Pick out each line in these entries that contains the string "icon".
(Input)
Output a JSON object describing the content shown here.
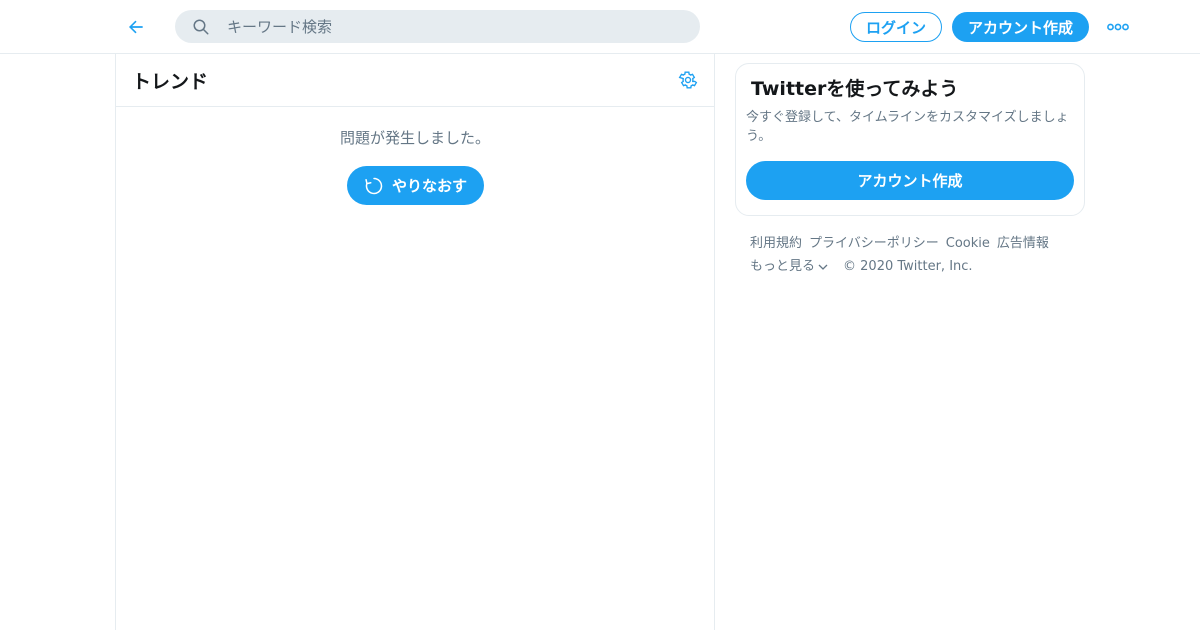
{
  "topbar": {
    "back_icon": "arrow-left-icon",
    "search": {
      "icon": "search-icon",
      "placeholder": "キーワード検索",
      "value": ""
    },
    "login_label": "ログイン",
    "signup_label": "アカウント作成",
    "more_icon": "more-dots-icon"
  },
  "main": {
    "title": "トレンド",
    "settings_icon": "gear-icon",
    "error_message": "問題が発生しました。",
    "retry_label": "やりなおす",
    "retry_icon": "refresh-icon"
  },
  "sidebar": {
    "card_title": "Twitterを使ってみよう",
    "card_description": "今すぐ登録して、タイムラインをカスタマイズしましょう。",
    "signup_label": "アカウント作成"
  },
  "footer": {
    "links": [
      "利用規約",
      "プライバシーポリシー",
      "Cookie",
      "広告情報"
    ],
    "more_label": "もっと見る",
    "copyright": "© 2020 Twitter, Inc."
  },
  "colors": {
    "accent": "#1da1f2",
    "border": "#e6ecf0",
    "secondary_text": "#657786",
    "primary_text": "#14171a"
  }
}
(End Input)
▶ _Task solution_
    "back_icon": "arrow-left-icon",
      "icon": "search-icon",
    "more_icon": "more-dots-icon"
    "settings_icon": "gear-icon",
    "retry_icon": "refresh-icon"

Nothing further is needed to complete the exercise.